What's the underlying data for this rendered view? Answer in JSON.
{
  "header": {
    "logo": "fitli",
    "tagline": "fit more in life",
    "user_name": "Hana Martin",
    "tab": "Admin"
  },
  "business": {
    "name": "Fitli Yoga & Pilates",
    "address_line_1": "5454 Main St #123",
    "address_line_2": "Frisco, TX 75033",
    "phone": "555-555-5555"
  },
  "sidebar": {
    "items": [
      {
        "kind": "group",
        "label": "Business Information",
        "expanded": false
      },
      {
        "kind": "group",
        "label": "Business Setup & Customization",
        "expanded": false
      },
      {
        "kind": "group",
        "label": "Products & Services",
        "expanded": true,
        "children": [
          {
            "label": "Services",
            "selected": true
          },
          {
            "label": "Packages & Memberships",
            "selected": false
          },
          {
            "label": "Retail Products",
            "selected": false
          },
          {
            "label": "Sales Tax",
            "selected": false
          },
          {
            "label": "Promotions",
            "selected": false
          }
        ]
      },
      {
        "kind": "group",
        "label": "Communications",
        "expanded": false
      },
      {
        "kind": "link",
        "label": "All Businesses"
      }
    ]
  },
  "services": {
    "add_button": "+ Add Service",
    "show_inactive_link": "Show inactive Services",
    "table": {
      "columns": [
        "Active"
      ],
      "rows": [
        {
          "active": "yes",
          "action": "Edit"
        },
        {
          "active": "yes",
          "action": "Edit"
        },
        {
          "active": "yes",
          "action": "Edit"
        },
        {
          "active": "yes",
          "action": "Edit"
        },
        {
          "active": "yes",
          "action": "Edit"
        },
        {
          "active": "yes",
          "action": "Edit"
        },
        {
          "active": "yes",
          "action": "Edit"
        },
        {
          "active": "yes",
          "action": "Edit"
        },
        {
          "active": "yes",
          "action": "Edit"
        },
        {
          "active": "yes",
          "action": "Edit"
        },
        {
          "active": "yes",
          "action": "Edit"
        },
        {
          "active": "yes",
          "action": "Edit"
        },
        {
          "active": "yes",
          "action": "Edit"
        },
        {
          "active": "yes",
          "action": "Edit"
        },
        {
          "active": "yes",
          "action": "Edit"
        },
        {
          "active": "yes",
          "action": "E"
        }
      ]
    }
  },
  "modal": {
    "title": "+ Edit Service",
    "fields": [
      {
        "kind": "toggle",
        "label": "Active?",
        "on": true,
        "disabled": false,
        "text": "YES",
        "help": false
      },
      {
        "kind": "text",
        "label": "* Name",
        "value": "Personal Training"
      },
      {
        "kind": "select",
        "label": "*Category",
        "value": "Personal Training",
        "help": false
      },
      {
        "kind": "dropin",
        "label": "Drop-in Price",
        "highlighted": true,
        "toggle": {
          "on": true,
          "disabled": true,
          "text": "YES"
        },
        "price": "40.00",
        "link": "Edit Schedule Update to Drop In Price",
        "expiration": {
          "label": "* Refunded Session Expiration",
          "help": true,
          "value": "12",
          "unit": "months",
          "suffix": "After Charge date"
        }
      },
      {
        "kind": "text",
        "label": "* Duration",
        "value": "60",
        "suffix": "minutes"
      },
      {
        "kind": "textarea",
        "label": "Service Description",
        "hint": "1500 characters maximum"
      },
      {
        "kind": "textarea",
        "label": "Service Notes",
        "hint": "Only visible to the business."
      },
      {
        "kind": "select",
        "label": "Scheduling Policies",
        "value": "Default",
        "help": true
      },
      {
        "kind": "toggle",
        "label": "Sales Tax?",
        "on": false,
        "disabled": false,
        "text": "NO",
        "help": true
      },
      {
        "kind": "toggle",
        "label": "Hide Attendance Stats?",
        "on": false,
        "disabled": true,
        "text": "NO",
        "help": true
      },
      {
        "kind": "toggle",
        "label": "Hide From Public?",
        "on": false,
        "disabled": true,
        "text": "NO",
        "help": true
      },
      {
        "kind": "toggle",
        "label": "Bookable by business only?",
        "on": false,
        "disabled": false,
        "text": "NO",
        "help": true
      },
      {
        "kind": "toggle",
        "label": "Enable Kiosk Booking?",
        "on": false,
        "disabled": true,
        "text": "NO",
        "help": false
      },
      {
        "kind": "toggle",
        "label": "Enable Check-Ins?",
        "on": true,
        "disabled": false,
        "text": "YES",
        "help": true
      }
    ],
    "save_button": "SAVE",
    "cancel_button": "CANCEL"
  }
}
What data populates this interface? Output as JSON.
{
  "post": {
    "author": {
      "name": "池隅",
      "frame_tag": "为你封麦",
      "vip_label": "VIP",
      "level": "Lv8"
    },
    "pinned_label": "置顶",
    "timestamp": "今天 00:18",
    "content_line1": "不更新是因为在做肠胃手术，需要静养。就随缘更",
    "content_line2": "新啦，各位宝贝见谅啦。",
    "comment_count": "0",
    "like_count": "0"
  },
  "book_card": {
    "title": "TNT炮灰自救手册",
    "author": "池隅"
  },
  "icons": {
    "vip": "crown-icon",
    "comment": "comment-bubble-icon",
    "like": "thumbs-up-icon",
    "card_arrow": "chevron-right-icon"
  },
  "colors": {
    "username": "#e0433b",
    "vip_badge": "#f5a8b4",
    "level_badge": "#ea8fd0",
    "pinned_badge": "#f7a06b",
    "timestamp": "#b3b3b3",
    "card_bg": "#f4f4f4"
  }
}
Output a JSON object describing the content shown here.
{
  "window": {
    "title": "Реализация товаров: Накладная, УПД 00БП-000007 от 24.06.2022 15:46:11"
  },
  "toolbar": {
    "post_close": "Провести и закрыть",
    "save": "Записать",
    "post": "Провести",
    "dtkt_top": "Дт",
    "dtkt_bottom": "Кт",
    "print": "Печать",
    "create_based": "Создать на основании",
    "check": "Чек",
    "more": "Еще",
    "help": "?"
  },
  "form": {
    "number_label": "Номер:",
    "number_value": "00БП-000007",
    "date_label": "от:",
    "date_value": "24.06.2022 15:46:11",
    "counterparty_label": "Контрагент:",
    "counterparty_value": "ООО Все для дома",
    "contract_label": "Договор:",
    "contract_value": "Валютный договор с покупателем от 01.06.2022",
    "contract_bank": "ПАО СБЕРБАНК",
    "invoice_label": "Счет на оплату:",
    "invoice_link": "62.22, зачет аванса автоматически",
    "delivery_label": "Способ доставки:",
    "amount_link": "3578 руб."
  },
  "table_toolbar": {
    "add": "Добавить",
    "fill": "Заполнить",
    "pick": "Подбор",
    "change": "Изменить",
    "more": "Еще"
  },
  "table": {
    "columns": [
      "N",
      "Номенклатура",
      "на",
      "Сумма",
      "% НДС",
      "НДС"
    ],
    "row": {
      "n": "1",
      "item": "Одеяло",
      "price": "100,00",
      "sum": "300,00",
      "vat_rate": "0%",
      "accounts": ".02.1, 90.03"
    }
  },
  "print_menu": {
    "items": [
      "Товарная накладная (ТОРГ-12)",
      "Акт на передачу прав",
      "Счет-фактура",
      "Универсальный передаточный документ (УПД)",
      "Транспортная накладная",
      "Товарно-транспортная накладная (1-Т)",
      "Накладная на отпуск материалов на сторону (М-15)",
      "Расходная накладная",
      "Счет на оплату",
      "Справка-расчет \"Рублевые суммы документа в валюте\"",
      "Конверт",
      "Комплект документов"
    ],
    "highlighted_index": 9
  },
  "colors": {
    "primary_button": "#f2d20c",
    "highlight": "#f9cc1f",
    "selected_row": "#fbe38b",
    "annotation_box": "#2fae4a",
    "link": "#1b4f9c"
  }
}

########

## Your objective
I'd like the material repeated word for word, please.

## Answer space
What's the underlying data for this rendered view? Answer in JSON.
{
  "header": {
    "logo": "fitli",
    "tagline": "fit more in life",
    "user_name": "Hana Martin",
    "tab": "Admin"
  },
  "business": {
    "name": "Fitli Yoga & Pilates",
    "address_line_1": "5454 Main St #123",
    "address_line_2": "Frisco, TX 75033",
    "phone": "555-555-5555"
  },
  "sidebar": {
    "items": [
      {
        "kind": "group",
        "label": "Business Information",
        "expanded": false
      },
      {
        "kind": "group",
        "label": "Business Setup & Customization",
        "expanded": false
      },
      {
        "kind": "group",
        "label": "Products & Services",
        "expanded": true,
        "children": [
          {
            "label": "Services",
            "selected": true
          },
          {
            "label": "Packages & Memberships",
            "selected": false
          },
          {
            "label": "Retail Products",
            "selected": false
          },
          {
            "label": "Sales Tax",
            "selected": false
          },
          {
            "label": "Promotions",
            "selected": false
          }
        ]
      },
      {
        "kind": "group",
        "label": "Communications",
        "expanded": false
      },
      {
        "kind": "link",
        "label": "All Businesses"
      }
    ]
  },
  "services": {
    "add_button": "+ Add Service",
    "show_inactive_link": "Show inactive Services",
    "table": {
      "columns": [
        "Active"
      ],
      "rows": [
        {
          "active": "yes",
          "action": "Edit"
        },
        {
          "active": "yes",
          "action": "Edit"
        },
        {
          "active": "yes",
          "action": "Edit"
        },
        {
          "active": "yes",
          "action": "Edit"
        },
        {
          "active": "yes",
          "action": "Edit"
        },
        {
          "active": "yes",
          "action": "Edit"
        },
        {
          "active": "yes",
          "action": "Edit"
        },
        {
          "active": "yes",
          "action": "Edit"
        },
        {
          "active": "yes",
          "action": "Edit"
        },
        {
          "active": "yes",
          "action": "Edit"
        },
        {
          "active": "yes",
          "action": "Edit"
        },
        {
          "active": "yes",
          "action": "Edit"
        },
        {
          "active": "yes",
          "action": "Edit"
        },
        {
          "active": "yes",
          "action": "Edit"
        },
        {
          "active": "yes",
          "action": "Edit"
        },
        {
          "active": "yes",
          "action": "E"
        }
      ]
    }
  },
  "modal": {
    "title": "+ Edit Service",
    "fields": [
      {
        "kind": "toggle",
        "label": "Active?",
        "on": true,
        "disabled": false,
        "text": "YES",
        "help": false
      },
      {
        "kind": "text",
        "label": "* Name",
        "value": "Personal Training"
      },
      {
        "kind": "select",
        "label": "*Category",
        "value": "Personal Training",
        "help": false
      },
      {
        "kind": "dropin",
        "label": "Drop-in Price",
        "highlighted": true,
        "toggle": {
          "on": true,
          "disabled": true,
          "text": "YES"
        },
        "price": "40.00",
        "link": "Edit Schedule Update to Drop In Price",
        "expiration": {
          "label": "* Refunded Session Expiration",
          "help": true,
          "value": "12",
          "unit": "months",
          "suffix": "After Charge date"
        }
      },
      {
        "kind": "text",
        "label": "* Duration",
        "value": "60",
        "suffix": "minutes"
      },
      {
        "kind": "textarea",
        "label": "Service Description",
        "hint": "1500 characters maximum"
      },
      {
        "kind": "textarea",
        "label": "Service Notes",
        "hint": "Only visible to the business."
      },
      {
        "kind": "select",
        "label": "Scheduling Policies",
        "value": "Default",
        "help": true
      },
      {
        "kind": "toggle",
        "label": "Sales Tax?",
        "on": false,
        "disabled": false,
        "text": "NO",
        "help": true
      },
      {
        "kind": "toggle",
        "label": "Hide Attendance Stats?",
        "on": false,
        "disabled": true,
        "text": "NO",
        "help": true
      },
      {
        "kind": "toggle",
        "label": "Hide From Public?",
        "on": false,
        "disabled": true,
        "text": "NO",
        "help": true
      },
      {
        "kind": "toggle",
        "label": "Bookable by business only?",
        "on": false,
        "disabled": false,
        "text": "NO",
        "help": true
      },
      {
        "kind": "toggle",
        "label": "Enable Kiosk Booking?",
        "on": false,
        "disabled": true,
        "text": "NO",
        "help": false
      },
      {
        "kind": "toggle",
        "label": "Enable Check-Ins?",
        "on": true,
        "disabled": false,
        "text": "YES",
        "help": true
      }
    ],
    "save_button": "SAVE",
    "cancel_button": "CANCEL"
  }
}
What data populates this interface? Output as JSON.
{
  "post": {
    "author": {
      "name": "池隅",
      "frame_tag": "为你封麦",
      "vip_label": "VIP",
      "level": "Lv8"
    },
    "pinned_label": "置顶",
    "timestamp": "今天 00:18",
    "content_line1": "不更新是因为在做肠胃手术，需要静养。就随缘更",
    "content_line2": "新啦，各位宝贝见谅啦。",
    "comment_count": "0",
    "like_count": "0"
  },
  "book_card": {
    "title": "TNT炮灰自救手册",
    "author": "池隅"
  },
  "icons": {
    "vip": "crown-icon",
    "comment": "comment-bubble-icon",
    "like": "thumbs-up-icon",
    "card_arrow": "chevron-right-icon"
  },
  "colors": {
    "username": "#e0433b",
    "vip_badge": "#f5a8b4",
    "level_badge": "#ea8fd0",
    "pinned_badge": "#f7a06b",
    "timestamp": "#b3b3b3",
    "card_bg": "#f4f4f4"
  }
}
Output a JSON object describing the content shown here.
{
  "window": {
    "title": "Реализация товаров: Накладная, УПД 00БП-000007 от 24.06.2022 15:46:11"
  },
  "toolbar": {
    "post_close": "Провести и закрыть",
    "save": "Записать",
    "post": "Провести",
    "dtkt_top": "Дт",
    "dtkt_bottom": "Кт",
    "print": "Печать",
    "create_based": "Создать на основании",
    "check": "Чек",
    "more": "Еще",
    "help": "?"
  },
  "form": {
    "number_label": "Номер:",
    "number_value": "00БП-000007",
    "date_label": "от:",
    "date_value": "24.06.2022 15:46:11",
    "counterparty_label": "Контрагент:",
    "counterparty_value": "ООО Все для дома",
    "contract_label": "Договор:",
    "contract_value": "Валютный договор с покупателем от 01.06.2022",
    "contract_bank": "ПАО СБЕРБАНК",
    "invoice_label": "Счет на оплату:",
    "invoice_link": "62.22, зачет аванса автоматически",
    "delivery_label": "Способ доставки:",
    "amount_link": "3578 руб."
  },
  "table_toolbar": {
    "add": "Добавить",
    "fill": "Заполнить",
    "pick": "Подбор",
    "change": "Изменить",
    "more": "Еще"
  },
  "table": {
    "columns": [
      "N",
      "Номенклатура",
      "на",
      "Сумма",
      "% НДС",
      "НДС"
    ],
    "row": {
      "n": "1",
      "item": "Одеяло",
      "price": "100,00",
      "sum": "300,00",
      "vat_rate": "0%",
      "accounts": ".02.1, 90.03"
    }
  },
  "print_menu": {
    "items": [
      "Товарная накладная (ТОРГ-12)",
      "Акт на передачу прав",
      "Счет-фактура",
      "Универсальный передаточный документ (УПД)",
      "Транспортная накладная",
      "Товарно-транспортная накладная (1-Т)",
      "Накладная на отпуск материалов на сторону (М-15)",
      "Расходная накладная",
      "Счет на оплату",
      "Справка-расчет \"Рублевые суммы документа в валюте\"",
      "Конверт",
      "Комплект документов"
    ],
    "highlighted_index": 9
  },
  "colors": {
    "primary_button": "#f2d20c",
    "highlight": "#f9cc1f",
    "selected_row": "#fbe38b",
    "annotation_box": "#2fae4a",
    "link": "#1b4f9c"
  }
}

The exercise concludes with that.